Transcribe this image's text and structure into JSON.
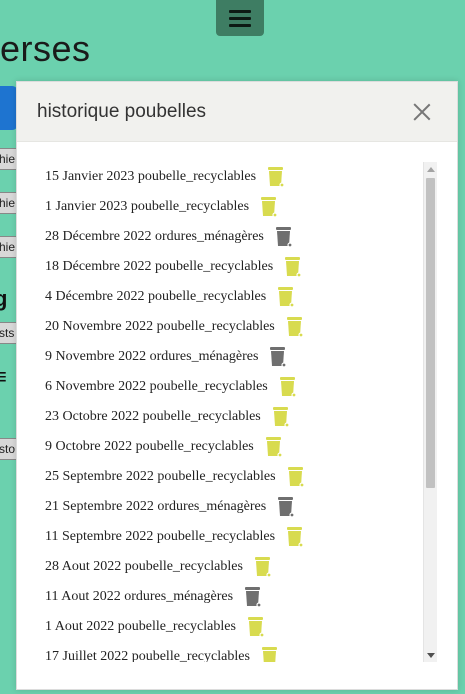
{
  "background": {
    "title_fragment": "erses",
    "side_labels": [
      "hie",
      "hie",
      "hie",
      "sts",
      "sto"
    ]
  },
  "menu": {
    "icon": "hamburger-icon"
  },
  "modal": {
    "title": "historique poubelles",
    "close_icon": "close-icon"
  },
  "colors": {
    "page_bg": "#6bd1ae",
    "recyclables_bin": "#d8db4f",
    "menagere_bin": "#6f6f6f"
  },
  "history": [
    {
      "label": "15 Janvier 2023 poubelle_recyclables",
      "type": "recyclables"
    },
    {
      "label": "1 Janvier 2023 poubelle_recyclables",
      "type": "recyclables"
    },
    {
      "label": "28 Décembre 2022 ordures_ménagères",
      "type": "menagere"
    },
    {
      "label": "18 Décembre 2022 poubelle_recyclables",
      "type": "recyclables"
    },
    {
      "label": "4 Décembre 2022 poubelle_recyclables",
      "type": "recyclables"
    },
    {
      "label": "20 Novembre 2022 poubelle_recyclables",
      "type": "recyclables"
    },
    {
      "label": "9 Novembre 2022 ordures_ménagères",
      "type": "menagere"
    },
    {
      "label": "6 Novembre 2022 poubelle_recyclables",
      "type": "recyclables"
    },
    {
      "label": "23 Octobre 2022 poubelle_recyclables",
      "type": "recyclables"
    },
    {
      "label": "9 Octobre 2022 poubelle_recyclables",
      "type": "recyclables"
    },
    {
      "label": "25 Septembre 2022 poubelle_recyclables",
      "type": "recyclables"
    },
    {
      "label": "21 Septembre 2022 ordures_ménagères",
      "type": "menagere"
    },
    {
      "label": "11 Septembre 2022 poubelle_recyclables",
      "type": "recyclables"
    },
    {
      "label": "28 Aout 2022 poubelle_recyclables",
      "type": "recyclables"
    },
    {
      "label": "11 Aout 2022 ordures_ménagères",
      "type": "menagere"
    },
    {
      "label": "1 Aout 2022 poubelle_recyclables",
      "type": "recyclables"
    },
    {
      "label": "17 Juillet 2022 poubelle_recyclables",
      "type": "recyclables"
    }
  ]
}
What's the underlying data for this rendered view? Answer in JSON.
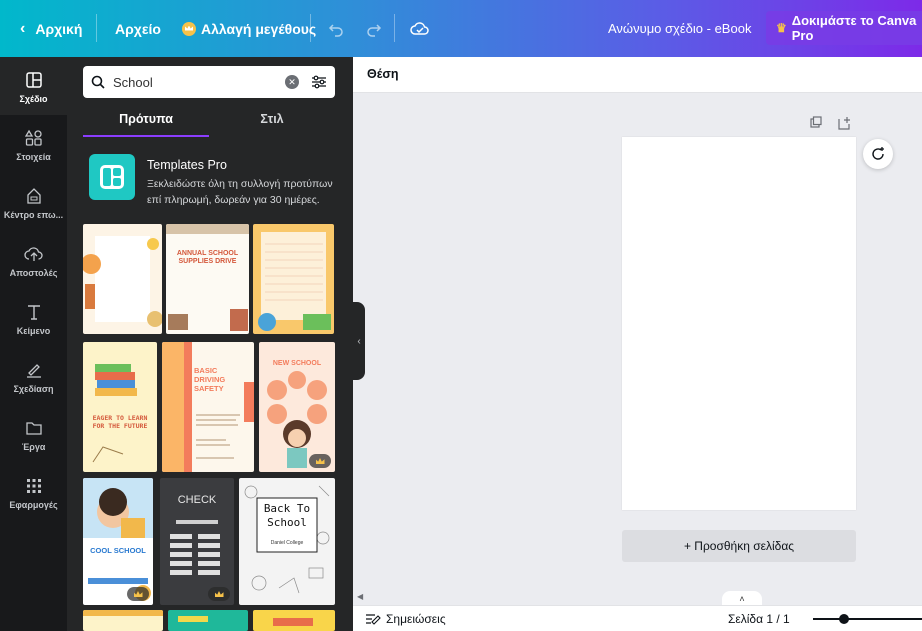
{
  "topbar": {
    "home": "Αρχική",
    "file": "Αρχείο",
    "resize": "Αλλαγή μεγέθους",
    "doc_title": "Ανώνυμο σχέδιο - eBook",
    "try_pro": "Δοκιμάστε το Canva Pro"
  },
  "rail": {
    "items": [
      {
        "label": "Σχέδιο",
        "icon": "layout-icon"
      },
      {
        "label": "Στοιχεία",
        "icon": "shapes-icon"
      },
      {
        "label": "Κέντρο επω...",
        "icon": "brand-icon"
      },
      {
        "label": "Αποστολές",
        "icon": "upload-cloud-icon"
      },
      {
        "label": "Κείμενο",
        "icon": "text-icon"
      },
      {
        "label": "Σχεδίαση",
        "icon": "draw-icon"
      },
      {
        "label": "Έργα",
        "icon": "folder-icon"
      },
      {
        "label": "Εφαρμογές",
        "icon": "apps-grid-icon"
      }
    ]
  },
  "panel": {
    "search_value": "School",
    "tabs": [
      "Πρότυπα",
      "Στιλ"
    ],
    "pro_title": "Templates Pro",
    "pro_desc": "Ξεκλειδώστε όλη τη συλλογή προτύπων επί πληρωμή, δωρεάν για 30 ημέρες.",
    "templates": [
      {
        "text": "",
        "bg": "#fbe9d7"
      },
      {
        "text": "ANNUAL SCHOOL SUPPLIES DRIVE",
        "bg": "#fdfaf3"
      },
      {
        "text": "",
        "bg": "#fdf0d9"
      },
      {
        "text": "EAGER TO LEARN FOR THE FUTURE",
        "bg": "#fdf3c9"
      },
      {
        "text": "BASIC DRIVING SAFETY",
        "bg": "#fdf7ec"
      },
      {
        "text": "NEW SCHOOL",
        "bg": "#fde9dc"
      },
      {
        "text": "COOL SCHOOL",
        "bg": "#ffffff"
      },
      {
        "text": "CHECK",
        "bg": "#3b3c3f"
      },
      {
        "text": "Back To School",
        "bg": "#f3f3f3"
      }
    ],
    "template_subtitle": "Daniel College"
  },
  "editor": {
    "position_label": "Θέση",
    "add_page": "+ Προσθήκη σελίδας",
    "notes": "Σημειώσεις",
    "page_counter": "Σελίδα 1 / 1"
  }
}
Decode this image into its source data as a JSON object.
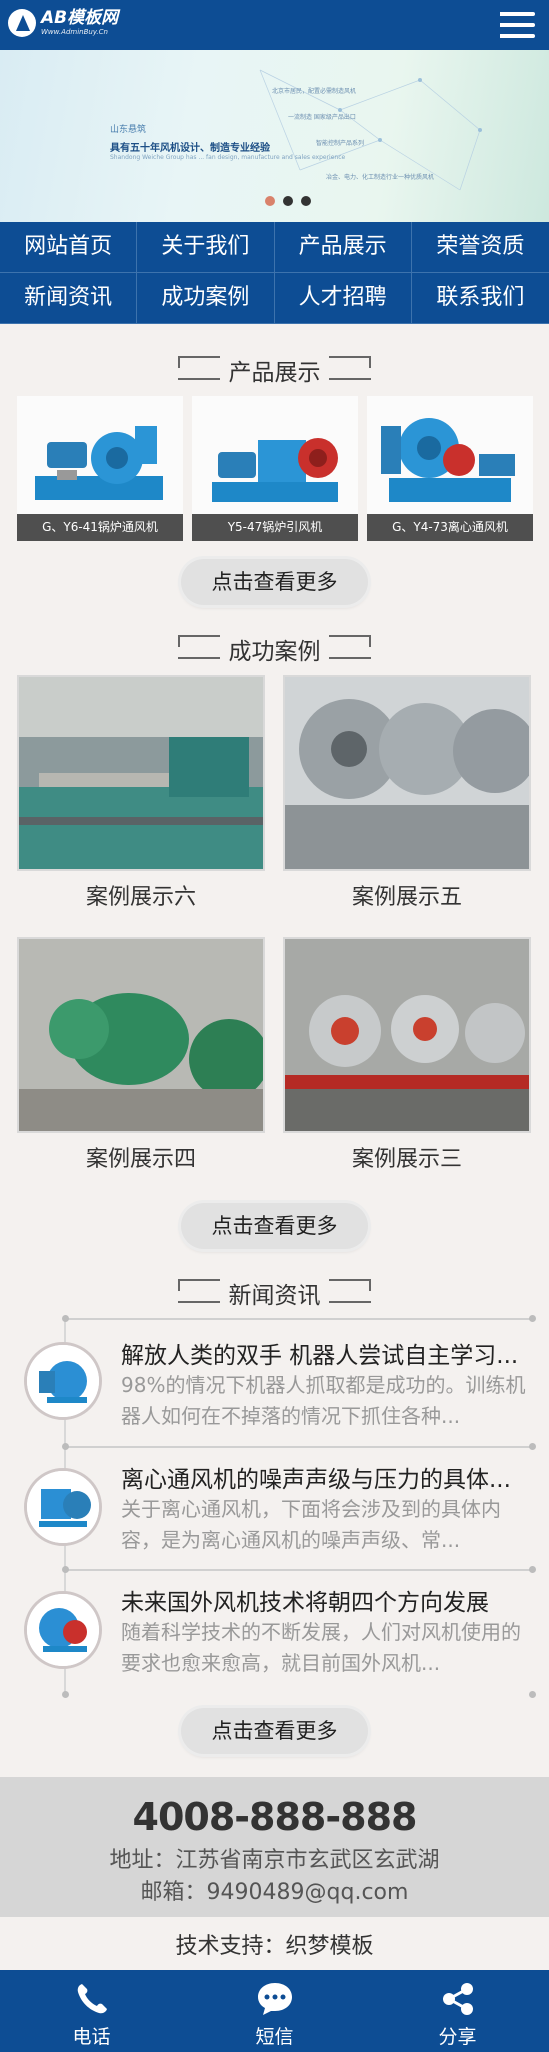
{
  "header": {
    "logo_title": "AB模板网",
    "logo_sub": "Www.AdminBuy.Cn",
    "menu_icon": "hamburger-menu-icon"
  },
  "banner": {
    "tag": "山东悬筑",
    "slogan": "具有五十年风机设计、制造专业经验",
    "small_text": "Shandong Weiche Group has ... fan design, manufacture and sales experience",
    "notes": [
      "北京市居民，配置必需制造风机",
      "一流制造 国家级产品出口",
      "智能控制产品系列",
      "冶金、电力、化工制造行业一种优质风机"
    ],
    "active_slide": 1,
    "slide_count": 3
  },
  "nav": {
    "items": [
      "网站首页",
      "关于我们",
      "产品展示",
      "荣誉资质",
      "新闻资讯",
      "成功案例",
      "人才招聘",
      "联系我们"
    ]
  },
  "products": {
    "title": "产品展示",
    "items": [
      {
        "caption": "G、Y6-41锅炉通风机"
      },
      {
        "caption": "Y5-47锅炉引风机"
      },
      {
        "caption": "G、Y4-73离心通风机"
      }
    ],
    "more": "点击查看更多"
  },
  "cases": {
    "title": "成功案例",
    "items": [
      {
        "caption": "案例展示六"
      },
      {
        "caption": "案例展示五"
      },
      {
        "caption": "案例展示四"
      },
      {
        "caption": "案例展示三"
      }
    ],
    "more": "点击查看更多"
  },
  "news": {
    "title": "新闻资讯",
    "items": [
      {
        "title": "解放人类的双手 机器人尝试自主学习...",
        "desc": "98%的情况下机器人抓取都是成功的。训练机器人如何在不掉落的情况下抓住各种..."
      },
      {
        "title": "离心通风机的噪声声级与压力的具体...",
        "desc": "关于离心通风机，下面将会涉及到的具体内容，是为离心通风机的噪声声级、常..."
      },
      {
        "title": "未来国外风机技术将朝四个方向发展",
        "desc": "随着科学技术的不断发展，人们对风机使用的要求也愈来愈高，就目前国外风机..."
      }
    ],
    "more": "点击查看更多"
  },
  "contact": {
    "phone": "4008-888-888",
    "address": "地址：江苏省南京市玄武区玄武湖",
    "email": "邮箱：9490489@qq.com"
  },
  "support": "技术支持：织梦模板",
  "bottom_bar": [
    {
      "label": "电话",
      "icon": "phone-icon"
    },
    {
      "label": "短信",
      "icon": "message-icon"
    },
    {
      "label": "分享",
      "icon": "share-icon"
    }
  ],
  "colors": {
    "brand": "#0d4d94",
    "background": "#f4f1ef"
  }
}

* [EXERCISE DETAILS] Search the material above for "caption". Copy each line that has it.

* [WRITTEN ANSWER]
        "caption": "G、Y6-41锅炉通风机"
        "caption": "Y5-47锅炉引风机"
        "caption": "G、Y4-73离心通风机"
        "caption": "案例展示六"
        "caption": "案例展示五"
        "caption": "案例展示四"
        "caption": "案例展示三"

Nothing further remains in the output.